Facultas is power.


Power is good.  Power is immensely useful.  Especially power at a distance like a gun.


Your possessions are the prime source of your facultas.  Your possessions are a very important part of your reality.  See chapter Possessions.


We utilize powerful tools constantly every day.  It's easy to overlook their importance in our lives.  From the lights we use to see after dark to the kettles we use to boil the water for our hot drinks to the toothbrushes, the pocket micro-computers (cell phones), pens and so much else.
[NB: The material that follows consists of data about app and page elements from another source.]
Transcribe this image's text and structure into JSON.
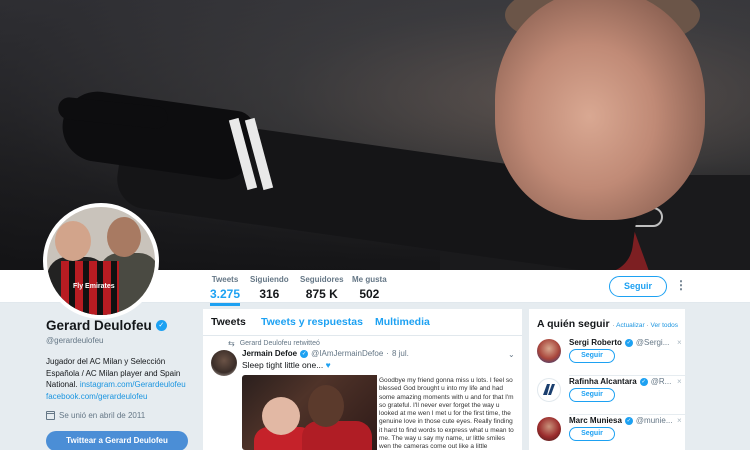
{
  "header_photo": {
    "alt": "header-photo"
  },
  "nav": {
    "stats": [
      {
        "label": "Tweets",
        "value": "3.275"
      },
      {
        "label": "Siguiendo",
        "value": "316"
      },
      {
        "label": "Seguidores",
        "value": "875 K"
      },
      {
        "label": "Me gusta",
        "value": "502"
      }
    ],
    "follow_label": "Seguir",
    "more": "⋮"
  },
  "avatar": {
    "shirt_text": "Fly Emirates"
  },
  "profile": {
    "name": "Gerard Deulofeu",
    "handle": "@gerardeulofeu",
    "bio_line1": "Jugador del AC Milan y Selección Española / AC Milan player and Spain National.",
    "bio_link1": "instagram.com/Gerardeulofeu",
    "website": "facebook.com/gerardeulofeu",
    "joined": "Se unió en abril de 2011",
    "tweet_to": "Twittear a Gerard Deulofeu"
  },
  "timeline": {
    "tabs": [
      "Tweets",
      "Tweets y respuestas",
      "Multimedia"
    ],
    "retweet_by": "Gerard Deulofeu retwitteó",
    "tweet": {
      "name": "Jermain Defoe",
      "handle": "@IAmJermainDefoe",
      "date": "8 jul.",
      "text": "Sleep tight little one...",
      "media_text": "Goodbye my friend gonna miss u lots. I feel so blessed God brought u into my life and had some amazing moments with u and for that I'm so grateful. I'll never ever forget the way u looked at me wen I met u for the first time, the genuine love in those cute eyes. Really finding it hard to find words to express what u mean to me. The way u say my name, ur little smiles wen the cameras come out like a little"
    }
  },
  "who_to_follow": {
    "title": "A quién seguir",
    "refresh": "Actualizar",
    "view_all": "Ver todos",
    "suggestions": [
      {
        "name": "Sergi Roberto",
        "handle": "@Sergi...",
        "button": "Seguir"
      },
      {
        "name": "Rafinha Alcantara",
        "handle": "@R...",
        "button": "Seguir"
      },
      {
        "name": "Marc Muniesa",
        "handle": "@munie...",
        "button": "Seguir"
      }
    ]
  },
  "colors": {
    "accent": "#1da1f2",
    "background": "#e6ecf0",
    "tweet_to_button": "#4b8ed6"
  }
}
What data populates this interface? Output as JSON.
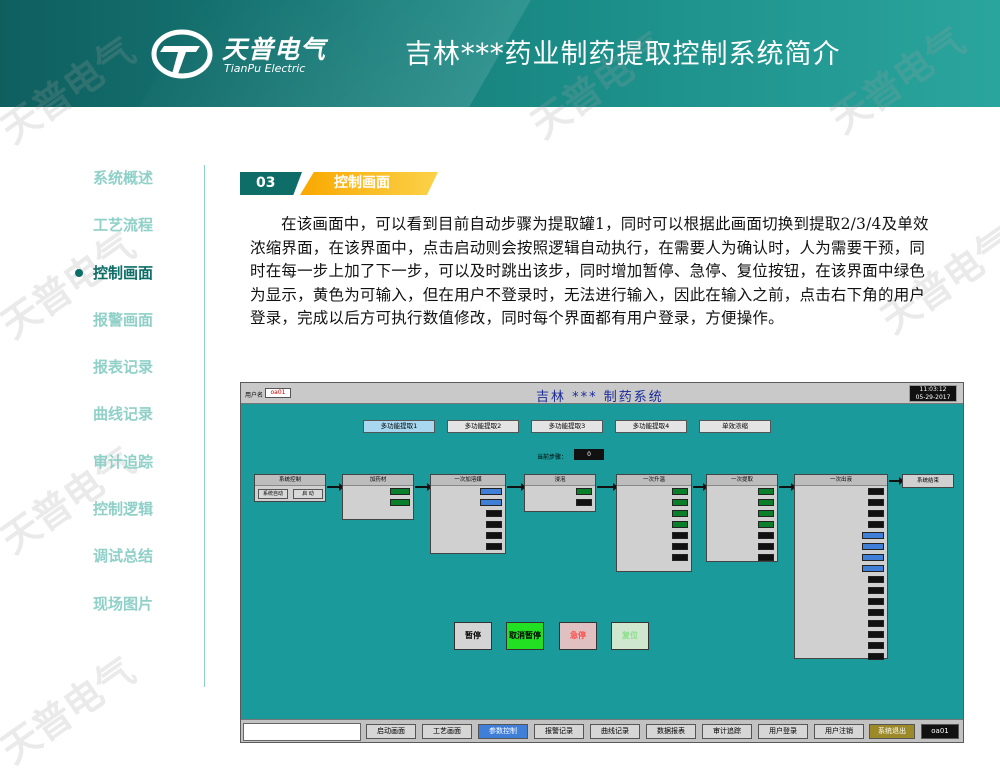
{
  "header": {
    "logo_cn": "天普电气",
    "logo_en": "TianPu Electric",
    "title": "吉林***药业制药提取控制系统简介"
  },
  "watermark": "天普电气",
  "sidebar": {
    "items": [
      "系统概述",
      "工艺流程",
      "控制画面",
      "报警画面",
      "报表记录",
      "曲线记录",
      "审计追踪",
      "控制逻辑",
      "调试总结",
      "现场图片"
    ],
    "active_index": 2
  },
  "section": {
    "number": "03",
    "title": "控制画面"
  },
  "body_text": "在该画面中，可以看到目前自动步骤为提取罐1，同时可以根据此画面切换到提取2/3/4及单效浓缩界面，在该界面中，点击启动则会按照逻辑自动执行，在需要人为确认时，人为需要干预，同时在每一步上加了下一步，可以及时跳出该步，同时增加暂停、急停、复位按钮，在该界面中绿色为显示，黄色为可输入，但在用户不登录时，无法进行输入，因此在输入之前，点击右下角的用户登录，完成以后方可执行数值修改，同时每个界面都有用户登录，方便操作。",
  "scada": {
    "user_label": "用户名",
    "user_value": "oa01",
    "title": "吉林  *** 制药系统",
    "clock_time": "11:03:12",
    "clock_date": "05-29-2017",
    "tabs": [
      "多功能提取1",
      "多功能提取2",
      "多功能提取3",
      "多功能提取4",
      "单效浓缩"
    ],
    "current_step_label": "当前步骤：",
    "current_step_value": "0",
    "blocks": {
      "system": "系统控制",
      "add": "加药材",
      "water": "一次加溶媒",
      "steam": "浸泡",
      "heat": "一次升温",
      "keep": "一次提取",
      "out": "一次出液",
      "end": "系统结束"
    },
    "buttons": {
      "sys_auto": "系统自动",
      "start": "启 动",
      "confirm": "确 认",
      "next": "下一步"
    },
    "big_buttons": {
      "pause": "暂停",
      "cancel_pause": "取消暂停",
      "estop": "急停",
      "reset": "复位"
    },
    "nav": [
      "启动画面",
      "工艺画面",
      "参数控制",
      "报警记录",
      "曲线记录",
      "数据报表",
      "审计追踪",
      "用户登录",
      "用户注销",
      "系统退出"
    ],
    "nav_user": "oa01",
    "colors": {
      "panel": "#1a9a9a",
      "display": "#0a7f2a",
      "input": "#f5d000"
    }
  }
}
You deserve a high quality of life.  You deserve the best food, the best home with the best things in it.  From the best pillow to the best toilet seat.  Society orders its citizens in terms of class.  Do not listen to Society's classification of yourself.  You deserve the highest class of life available.  A high quality (foam) pillow may cost a little more but not a lot and for something that you use nightly is worth the extra expense.  Sensibly a first class plane ticket may not be necessary when instead business class is a fraction the price and very comfortable.


Make sure you have the tools for life.  The can opener, the bowl, the blender, etc..  If you have to buy cheap ones then buy cheap ones.  Then upgrade.


Cover the basics, the essentials; eating, sleeping, washing, cooking, personal safety.  Then gradually increase your collection to include items which you'd use daily.  Eventually you'll have tools which although you use only occasionally you gain a higher quality of life using like pineapple cutters and juicers.


Becoming aware of how much reliance one places on these everyday tools helps one understand accurately their own dependence.


Choosing to have is mostly a good thing.  Having is your skills, plus your experience, plus what reality lets you get & keep.  This is what you can have.  Sometimes one manages to obtain yet it provokes an Attack which goes on to damage or to destroy completely that which one obtained.


"The pen is mightier than the sword."

Metonymic adage, coined by English author Edward Bulwer-Lytton

(1803-1873) in 1839